The required answer is the count of lines in the records that contain "icon", with no other text.

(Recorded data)
..............................

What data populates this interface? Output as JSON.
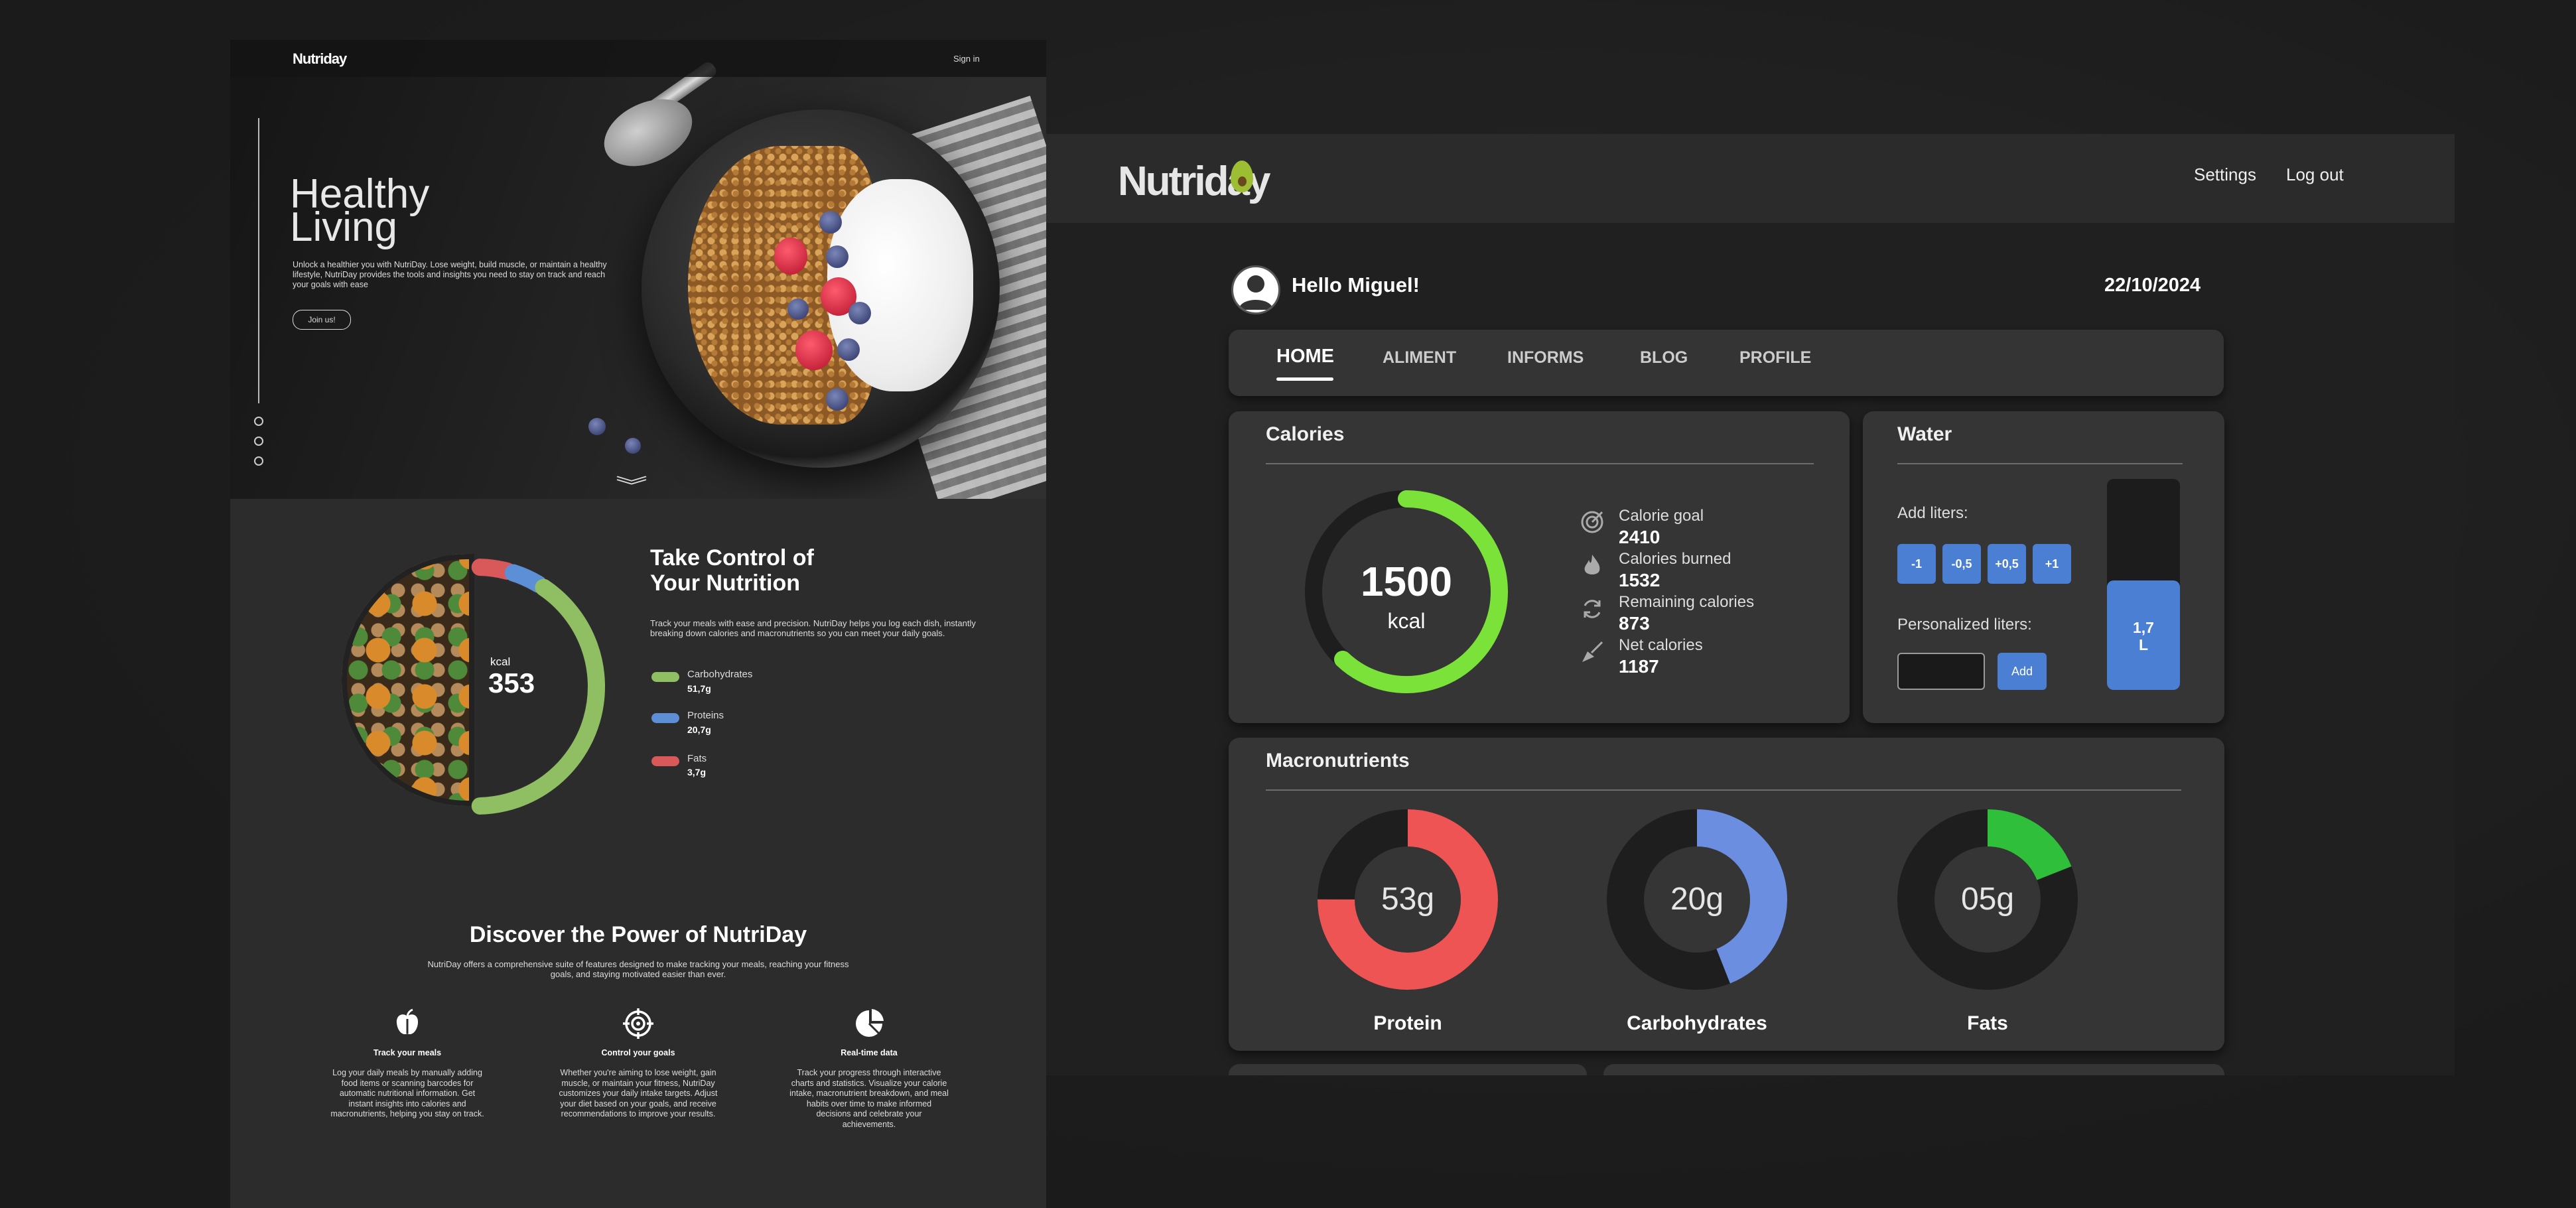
{
  "landing": {
    "nav": {
      "logo": "Nutriday",
      "signin": "Sign in"
    },
    "hero": {
      "title_line1": "Healthy",
      "title_line2": "Living",
      "text": "Unlock a healthier you with NutriDay. Lose weight, build muscle, or maintain a healthy lifestyle, NutriDay provides the tools and insights you need to stay on track and reach your goals with ease",
      "cta": "Join us!",
      "scroll_icon": "chevron-down-icon"
    },
    "nutrition": {
      "title_line1": "Take Control of",
      "title_line2": "Your Nutrition",
      "text": "Track your meals with ease and precision. NutriDay helps you log each dish, instantly breaking down calories and macronutrients so you can meet your daily goals.",
      "kcal_label": "kcal",
      "kcal_value": "353",
      "legend": [
        {
          "name": "Carbohydrates",
          "value": "51,7g",
          "color": "#8fbf62"
        },
        {
          "name": "Proteins",
          "value": "20,7g",
          "color": "#5d8fd6"
        },
        {
          "name": "Fats",
          "value": "3,7g",
          "color": "#d9585a"
        }
      ],
      "ring_fractions": {
        "red": 0.09,
        "blue": 0.09,
        "green": 0.82
      }
    },
    "discover": {
      "title": "Discover the Power of NutriDay",
      "text": "NutriDay offers a comprehensive suite of features designed to make tracking your meals, reaching your fitness goals, and staying motivated easier than ever.",
      "features": [
        {
          "icon": "apple-icon",
          "title": "Track your meals",
          "text": "Log your daily meals by manually adding food items or scanning barcodes for automatic nutritional information. Get instant insights into calories and macronutrients, helping you stay on track."
        },
        {
          "icon": "target-icon",
          "title": "Control your goals",
          "text": "Whether you're aiming to lose weight, gain muscle, or maintain your fitness, NutriDay customizes your daily intake targets. Adjust your diet based on your goals, and receive recommendations to improve your results."
        },
        {
          "icon": "pie-chart-icon",
          "title": "Real-time data",
          "text": "Track your progress through interactive charts and statistics. Visualize your calorie intake, macronutrient breakdown, and meal habits over time to make informed decisions and celebrate your achievements."
        }
      ]
    }
  },
  "dashboard": {
    "logo": "Nutriday",
    "nav": {
      "settings": "Settings",
      "logout": "Log out"
    },
    "greeting": "Hello Miguel!",
    "date": "22/10/2024",
    "tabs": [
      "HOME",
      "ALIMENT",
      "INFORMS",
      "BLOG",
      "PROFILE"
    ],
    "calories": {
      "title": "Calories",
      "center_value": "1500",
      "center_unit": "kcal",
      "progress_fraction": 0.62,
      "stats": [
        {
          "icon": "target-icon",
          "label": "Calorie goal",
          "value": "2410"
        },
        {
          "icon": "flame-icon",
          "label": "Calories burned",
          "value": "1532"
        },
        {
          "icon": "refresh-icon",
          "label": "Remaining calories",
          "value": "873"
        },
        {
          "icon": "broom-icon",
          "label": "Net calories",
          "value": "1187"
        }
      ]
    },
    "water": {
      "title": "Water",
      "add_label": "Add liters:",
      "buttons": [
        "-1",
        "-0,5",
        "+0,5",
        "+1"
      ],
      "personalized_label": "Personalized liters:",
      "input_value": "",
      "add_button": "Add",
      "bottle_line1": "1,7",
      "bottle_line2": "L",
      "fill_fraction": 0.52
    },
    "macros": {
      "title": "Macronutrients",
      "items": [
        {
          "value": "53g",
          "label": "Protein",
          "fraction": 0.75,
          "color": "#ef5454"
        },
        {
          "value": "20g",
          "label": "Carbohydrates",
          "fraction": 0.44,
          "color": "#6b8ee0"
        },
        {
          "value": "05g",
          "label": "Fats",
          "fraction": 0.19,
          "color": "#2fbf3a"
        }
      ]
    },
    "colors": {
      "accent_blue": "#4a7fd4",
      "calorie_green": "#7be23a"
    }
  }
}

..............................

SOLUTION TO THIS EXERCISE:
8